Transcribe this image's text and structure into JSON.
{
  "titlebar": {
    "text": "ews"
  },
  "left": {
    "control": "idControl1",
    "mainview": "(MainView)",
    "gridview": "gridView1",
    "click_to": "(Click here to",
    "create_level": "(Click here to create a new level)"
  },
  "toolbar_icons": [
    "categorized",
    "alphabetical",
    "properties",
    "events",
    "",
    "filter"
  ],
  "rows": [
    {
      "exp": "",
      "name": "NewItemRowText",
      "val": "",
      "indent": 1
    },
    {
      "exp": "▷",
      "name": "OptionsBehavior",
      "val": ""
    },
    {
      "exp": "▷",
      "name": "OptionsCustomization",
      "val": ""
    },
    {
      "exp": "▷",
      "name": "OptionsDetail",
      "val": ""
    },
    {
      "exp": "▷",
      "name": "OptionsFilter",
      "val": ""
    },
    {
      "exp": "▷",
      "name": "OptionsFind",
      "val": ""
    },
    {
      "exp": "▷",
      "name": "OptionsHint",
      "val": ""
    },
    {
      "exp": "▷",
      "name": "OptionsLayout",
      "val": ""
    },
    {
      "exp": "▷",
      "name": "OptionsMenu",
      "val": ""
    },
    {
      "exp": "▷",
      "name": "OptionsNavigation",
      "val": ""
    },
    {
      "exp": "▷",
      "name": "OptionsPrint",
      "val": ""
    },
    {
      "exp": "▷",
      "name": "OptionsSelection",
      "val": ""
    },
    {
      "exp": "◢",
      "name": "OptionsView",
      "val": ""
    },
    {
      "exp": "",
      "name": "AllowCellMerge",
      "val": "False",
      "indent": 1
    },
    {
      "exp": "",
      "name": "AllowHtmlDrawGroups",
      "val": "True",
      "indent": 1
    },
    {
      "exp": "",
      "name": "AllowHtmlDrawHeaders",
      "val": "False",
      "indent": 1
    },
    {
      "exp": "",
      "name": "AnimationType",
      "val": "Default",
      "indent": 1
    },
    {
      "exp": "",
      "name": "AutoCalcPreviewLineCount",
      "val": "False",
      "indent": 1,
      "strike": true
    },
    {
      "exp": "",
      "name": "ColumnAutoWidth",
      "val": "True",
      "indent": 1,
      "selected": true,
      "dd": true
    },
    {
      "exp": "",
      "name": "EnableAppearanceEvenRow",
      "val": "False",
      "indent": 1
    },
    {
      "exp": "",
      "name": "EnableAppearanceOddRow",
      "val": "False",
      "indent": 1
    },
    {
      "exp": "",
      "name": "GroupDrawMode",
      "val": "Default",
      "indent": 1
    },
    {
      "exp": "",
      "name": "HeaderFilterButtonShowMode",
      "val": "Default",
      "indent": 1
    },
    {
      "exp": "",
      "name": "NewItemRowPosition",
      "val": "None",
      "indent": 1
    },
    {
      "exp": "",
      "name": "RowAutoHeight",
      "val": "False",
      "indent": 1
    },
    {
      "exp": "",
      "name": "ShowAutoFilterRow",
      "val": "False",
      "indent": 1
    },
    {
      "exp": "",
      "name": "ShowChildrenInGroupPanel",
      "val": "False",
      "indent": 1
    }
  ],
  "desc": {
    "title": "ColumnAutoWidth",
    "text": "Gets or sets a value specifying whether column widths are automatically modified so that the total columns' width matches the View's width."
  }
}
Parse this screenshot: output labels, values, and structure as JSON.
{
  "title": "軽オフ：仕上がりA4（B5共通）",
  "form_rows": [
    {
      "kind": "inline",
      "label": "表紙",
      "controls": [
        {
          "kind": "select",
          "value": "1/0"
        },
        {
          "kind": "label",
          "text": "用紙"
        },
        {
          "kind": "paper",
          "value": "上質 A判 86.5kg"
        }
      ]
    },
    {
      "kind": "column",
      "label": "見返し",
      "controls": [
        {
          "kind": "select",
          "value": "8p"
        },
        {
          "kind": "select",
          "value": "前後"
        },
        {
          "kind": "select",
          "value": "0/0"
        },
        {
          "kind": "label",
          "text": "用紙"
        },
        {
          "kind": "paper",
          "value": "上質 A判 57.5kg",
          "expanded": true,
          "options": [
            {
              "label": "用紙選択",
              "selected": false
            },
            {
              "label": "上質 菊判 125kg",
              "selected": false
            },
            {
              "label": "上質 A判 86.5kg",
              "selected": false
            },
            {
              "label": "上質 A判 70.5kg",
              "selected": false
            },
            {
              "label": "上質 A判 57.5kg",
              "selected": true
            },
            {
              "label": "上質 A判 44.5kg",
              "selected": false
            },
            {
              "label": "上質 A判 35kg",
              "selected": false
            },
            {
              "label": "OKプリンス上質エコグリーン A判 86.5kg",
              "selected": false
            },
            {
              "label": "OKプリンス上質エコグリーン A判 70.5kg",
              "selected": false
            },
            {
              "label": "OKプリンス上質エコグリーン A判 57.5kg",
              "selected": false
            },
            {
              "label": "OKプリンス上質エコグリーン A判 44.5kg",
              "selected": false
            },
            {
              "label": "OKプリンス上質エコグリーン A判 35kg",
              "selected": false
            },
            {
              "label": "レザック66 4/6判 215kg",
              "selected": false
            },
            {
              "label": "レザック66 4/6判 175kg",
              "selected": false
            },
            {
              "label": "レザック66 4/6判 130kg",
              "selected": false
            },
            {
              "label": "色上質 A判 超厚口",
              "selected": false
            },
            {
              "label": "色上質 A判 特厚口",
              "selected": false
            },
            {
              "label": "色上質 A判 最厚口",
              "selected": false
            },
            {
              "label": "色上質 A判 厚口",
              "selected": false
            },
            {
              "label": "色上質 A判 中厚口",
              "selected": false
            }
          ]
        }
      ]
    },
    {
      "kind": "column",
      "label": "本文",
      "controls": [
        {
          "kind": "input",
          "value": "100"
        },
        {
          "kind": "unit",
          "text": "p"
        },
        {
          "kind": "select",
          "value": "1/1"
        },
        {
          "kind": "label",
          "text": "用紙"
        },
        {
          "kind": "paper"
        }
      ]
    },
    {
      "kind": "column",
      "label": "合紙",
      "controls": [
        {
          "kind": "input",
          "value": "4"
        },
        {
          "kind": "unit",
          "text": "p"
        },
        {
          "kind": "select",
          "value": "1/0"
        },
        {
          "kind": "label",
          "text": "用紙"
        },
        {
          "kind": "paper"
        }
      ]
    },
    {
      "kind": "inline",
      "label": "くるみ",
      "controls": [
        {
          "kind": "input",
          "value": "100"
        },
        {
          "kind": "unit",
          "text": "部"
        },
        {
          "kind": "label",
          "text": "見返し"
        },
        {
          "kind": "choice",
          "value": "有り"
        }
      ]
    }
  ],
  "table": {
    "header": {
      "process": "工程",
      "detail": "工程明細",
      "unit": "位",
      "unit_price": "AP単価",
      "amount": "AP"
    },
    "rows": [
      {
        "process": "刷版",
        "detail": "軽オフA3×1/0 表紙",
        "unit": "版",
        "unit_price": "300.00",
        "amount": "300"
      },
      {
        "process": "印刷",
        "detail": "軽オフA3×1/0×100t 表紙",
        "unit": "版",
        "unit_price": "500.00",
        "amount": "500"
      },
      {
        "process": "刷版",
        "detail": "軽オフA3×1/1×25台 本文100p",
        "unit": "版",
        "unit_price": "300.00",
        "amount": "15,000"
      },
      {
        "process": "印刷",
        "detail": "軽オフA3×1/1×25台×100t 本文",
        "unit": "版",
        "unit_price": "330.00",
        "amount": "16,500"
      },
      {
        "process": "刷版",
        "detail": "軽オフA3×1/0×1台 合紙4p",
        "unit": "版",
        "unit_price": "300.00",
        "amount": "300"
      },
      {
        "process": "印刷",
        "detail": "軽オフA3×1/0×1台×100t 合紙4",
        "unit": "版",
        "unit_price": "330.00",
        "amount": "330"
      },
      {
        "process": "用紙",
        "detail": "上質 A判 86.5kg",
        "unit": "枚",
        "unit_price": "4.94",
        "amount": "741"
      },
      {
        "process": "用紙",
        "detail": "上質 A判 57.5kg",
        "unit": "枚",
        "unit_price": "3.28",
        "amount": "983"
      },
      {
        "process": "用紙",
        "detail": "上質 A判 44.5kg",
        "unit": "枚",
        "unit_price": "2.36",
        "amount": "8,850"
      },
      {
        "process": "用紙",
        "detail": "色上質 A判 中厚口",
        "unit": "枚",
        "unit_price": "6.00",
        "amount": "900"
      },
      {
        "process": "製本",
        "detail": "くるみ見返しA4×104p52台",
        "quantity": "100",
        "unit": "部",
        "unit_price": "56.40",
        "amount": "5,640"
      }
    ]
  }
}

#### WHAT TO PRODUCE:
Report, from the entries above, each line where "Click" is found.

#### ANSWER TO THIS TASK:
    "click_to": "(Click here to",
    "create_level": "(Click here to create a new level)"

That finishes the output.